Arches National Park is a US National Park in eastern Utah. The park is located on the Colorado River 4 miles (6 km) north of Moab, Utah. It is known for containing over 2,000 natural sandstone arches, including the World-famous Delicate Arch, in addition to a variety of unique geological resources and formations.
The park is located just outside of Moab, Utah, and is 76,679 acres (119.811 sq mi; 31,031 ha; 310.31 sq km) in area. Its highest elevation is 5,653 feet (1,723 m) at Elephant Butte, and its lowest elevation is 4,085 feet (1,245 m) at the visitor center. Forty-three arches are known to have collapsed since 1977. The park receives 10 inches (250 mm) of rain a year on average.
Administered by the National Park Service, the area was originally named a National Monument on April 12, 1929. It was redesignated as a National Park on November 12, 1971.
Climbing on named arches within the park has long been banned by park regulations. Following Dean Potter's successful free climb on the Delicate Arch in May 2006, however, the wording of the regulations was deemed unenforceable by the park attorney. The park revised its regulations as follows in response:
All rock climbing or similar activities on any arch or natural bridge named on the United States Geological Survey 7.5 minute topographical maps covering Arches National Park are prohibited.
Climbing on other features in the park is allowed, but regulated. The revised regulations also prohibit slacklining parkwide. Approved recreational activities include auto touring, backpacking, biking, camping, and hiking, some of which require permits. Guided commercial tours and ranger programs are also available.

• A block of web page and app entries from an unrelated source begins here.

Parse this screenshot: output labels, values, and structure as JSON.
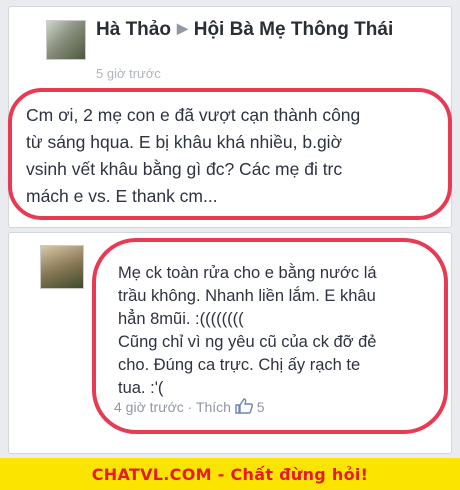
{
  "post": {
    "author": "Hà Thảo",
    "group": "Hội Bà Mẹ Thông Thái",
    "time": "5 giờ trước",
    "body_lines": [
      "Cm ơi, 2 mẹ con e đã vượt cạn thành công",
      "từ sáng hqua. E bị khâu khá nhiều, b.giờ",
      "vsinh vết khâu bằng gì đc? Các mẹ đi trc",
      "mách e vs. E thank cm..."
    ]
  },
  "comment": {
    "body_lines": [
      "Mẹ ck toàn rửa cho e bằng nước lá",
      "trầu không. Nhanh liền lắm. E khâu",
      "hẳn 8mũi. :((((((((",
      "Cũng chỉ vì ng yêu cũ của ck đỡ đẻ",
      "cho. Đúng ca trực. Chị ấy rạch te",
      "tua. :'("
    ],
    "time": "4 giờ trước",
    "separator": "·",
    "like_label": "Thích",
    "like_count": "5"
  },
  "banner": {
    "text": "CHATVL.COM - Chất đừng hỏi!",
    "bg_color": "#fbe400",
    "text_color": "#e8192c"
  },
  "accent": {
    "circle_color": "#e83a52"
  }
}
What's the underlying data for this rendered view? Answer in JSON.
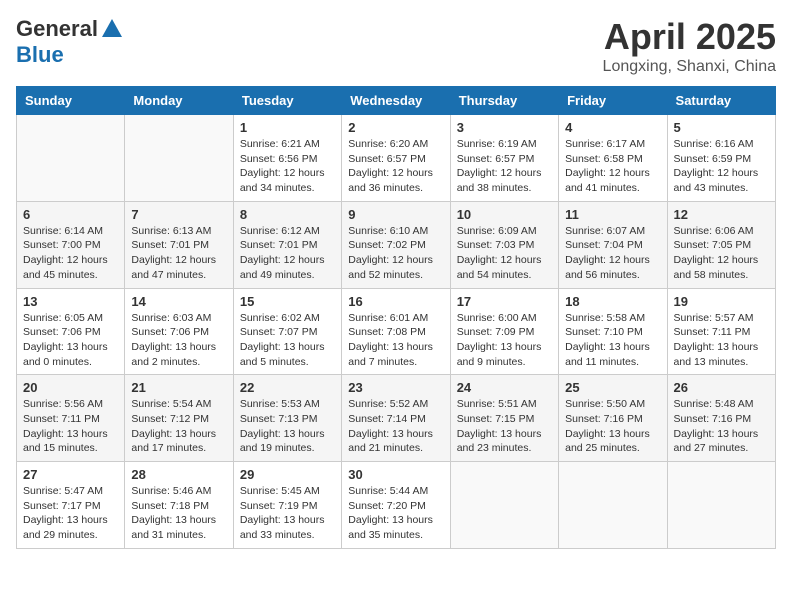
{
  "header": {
    "logo_general": "General",
    "logo_blue": "Blue",
    "title": "April 2025",
    "subtitle": "Longxing, Shanxi, China"
  },
  "weekdays": [
    "Sunday",
    "Monday",
    "Tuesday",
    "Wednesday",
    "Thursday",
    "Friday",
    "Saturday"
  ],
  "weeks": [
    [
      {
        "day": "",
        "sunrise": "",
        "sunset": "",
        "daylight": ""
      },
      {
        "day": "",
        "sunrise": "",
        "sunset": "",
        "daylight": ""
      },
      {
        "day": "1",
        "sunrise": "Sunrise: 6:21 AM",
        "sunset": "Sunset: 6:56 PM",
        "daylight": "Daylight: 12 hours and 34 minutes."
      },
      {
        "day": "2",
        "sunrise": "Sunrise: 6:20 AM",
        "sunset": "Sunset: 6:57 PM",
        "daylight": "Daylight: 12 hours and 36 minutes."
      },
      {
        "day": "3",
        "sunrise": "Sunrise: 6:19 AM",
        "sunset": "Sunset: 6:57 PM",
        "daylight": "Daylight: 12 hours and 38 minutes."
      },
      {
        "day": "4",
        "sunrise": "Sunrise: 6:17 AM",
        "sunset": "Sunset: 6:58 PM",
        "daylight": "Daylight: 12 hours and 41 minutes."
      },
      {
        "day": "5",
        "sunrise": "Sunrise: 6:16 AM",
        "sunset": "Sunset: 6:59 PM",
        "daylight": "Daylight: 12 hours and 43 minutes."
      }
    ],
    [
      {
        "day": "6",
        "sunrise": "Sunrise: 6:14 AM",
        "sunset": "Sunset: 7:00 PM",
        "daylight": "Daylight: 12 hours and 45 minutes."
      },
      {
        "day": "7",
        "sunrise": "Sunrise: 6:13 AM",
        "sunset": "Sunset: 7:01 PM",
        "daylight": "Daylight: 12 hours and 47 minutes."
      },
      {
        "day": "8",
        "sunrise": "Sunrise: 6:12 AM",
        "sunset": "Sunset: 7:01 PM",
        "daylight": "Daylight: 12 hours and 49 minutes."
      },
      {
        "day": "9",
        "sunrise": "Sunrise: 6:10 AM",
        "sunset": "Sunset: 7:02 PM",
        "daylight": "Daylight: 12 hours and 52 minutes."
      },
      {
        "day": "10",
        "sunrise": "Sunrise: 6:09 AM",
        "sunset": "Sunset: 7:03 PM",
        "daylight": "Daylight: 12 hours and 54 minutes."
      },
      {
        "day": "11",
        "sunrise": "Sunrise: 6:07 AM",
        "sunset": "Sunset: 7:04 PM",
        "daylight": "Daylight: 12 hours and 56 minutes."
      },
      {
        "day": "12",
        "sunrise": "Sunrise: 6:06 AM",
        "sunset": "Sunset: 7:05 PM",
        "daylight": "Daylight: 12 hours and 58 minutes."
      }
    ],
    [
      {
        "day": "13",
        "sunrise": "Sunrise: 6:05 AM",
        "sunset": "Sunset: 7:06 PM",
        "daylight": "Daylight: 13 hours and 0 minutes."
      },
      {
        "day": "14",
        "sunrise": "Sunrise: 6:03 AM",
        "sunset": "Sunset: 7:06 PM",
        "daylight": "Daylight: 13 hours and 2 minutes."
      },
      {
        "day": "15",
        "sunrise": "Sunrise: 6:02 AM",
        "sunset": "Sunset: 7:07 PM",
        "daylight": "Daylight: 13 hours and 5 minutes."
      },
      {
        "day": "16",
        "sunrise": "Sunrise: 6:01 AM",
        "sunset": "Sunset: 7:08 PM",
        "daylight": "Daylight: 13 hours and 7 minutes."
      },
      {
        "day": "17",
        "sunrise": "Sunrise: 6:00 AM",
        "sunset": "Sunset: 7:09 PM",
        "daylight": "Daylight: 13 hours and 9 minutes."
      },
      {
        "day": "18",
        "sunrise": "Sunrise: 5:58 AM",
        "sunset": "Sunset: 7:10 PM",
        "daylight": "Daylight: 13 hours and 11 minutes."
      },
      {
        "day": "19",
        "sunrise": "Sunrise: 5:57 AM",
        "sunset": "Sunset: 7:11 PM",
        "daylight": "Daylight: 13 hours and 13 minutes."
      }
    ],
    [
      {
        "day": "20",
        "sunrise": "Sunrise: 5:56 AM",
        "sunset": "Sunset: 7:11 PM",
        "daylight": "Daylight: 13 hours and 15 minutes."
      },
      {
        "day": "21",
        "sunrise": "Sunrise: 5:54 AM",
        "sunset": "Sunset: 7:12 PM",
        "daylight": "Daylight: 13 hours and 17 minutes."
      },
      {
        "day": "22",
        "sunrise": "Sunrise: 5:53 AM",
        "sunset": "Sunset: 7:13 PM",
        "daylight": "Daylight: 13 hours and 19 minutes."
      },
      {
        "day": "23",
        "sunrise": "Sunrise: 5:52 AM",
        "sunset": "Sunset: 7:14 PM",
        "daylight": "Daylight: 13 hours and 21 minutes."
      },
      {
        "day": "24",
        "sunrise": "Sunrise: 5:51 AM",
        "sunset": "Sunset: 7:15 PM",
        "daylight": "Daylight: 13 hours and 23 minutes."
      },
      {
        "day": "25",
        "sunrise": "Sunrise: 5:50 AM",
        "sunset": "Sunset: 7:16 PM",
        "daylight": "Daylight: 13 hours and 25 minutes."
      },
      {
        "day": "26",
        "sunrise": "Sunrise: 5:48 AM",
        "sunset": "Sunset: 7:16 PM",
        "daylight": "Daylight: 13 hours and 27 minutes."
      }
    ],
    [
      {
        "day": "27",
        "sunrise": "Sunrise: 5:47 AM",
        "sunset": "Sunset: 7:17 PM",
        "daylight": "Daylight: 13 hours and 29 minutes."
      },
      {
        "day": "28",
        "sunrise": "Sunrise: 5:46 AM",
        "sunset": "Sunset: 7:18 PM",
        "daylight": "Daylight: 13 hours and 31 minutes."
      },
      {
        "day": "29",
        "sunrise": "Sunrise: 5:45 AM",
        "sunset": "Sunset: 7:19 PM",
        "daylight": "Daylight: 13 hours and 33 minutes."
      },
      {
        "day": "30",
        "sunrise": "Sunrise: 5:44 AM",
        "sunset": "Sunset: 7:20 PM",
        "daylight": "Daylight: 13 hours and 35 minutes."
      },
      {
        "day": "",
        "sunrise": "",
        "sunset": "",
        "daylight": ""
      },
      {
        "day": "",
        "sunrise": "",
        "sunset": "",
        "daylight": ""
      },
      {
        "day": "",
        "sunrise": "",
        "sunset": "",
        "daylight": ""
      }
    ]
  ]
}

Astronomy is also popular in the park due to its dark skies despite the increasing light pollution from towns like Moab.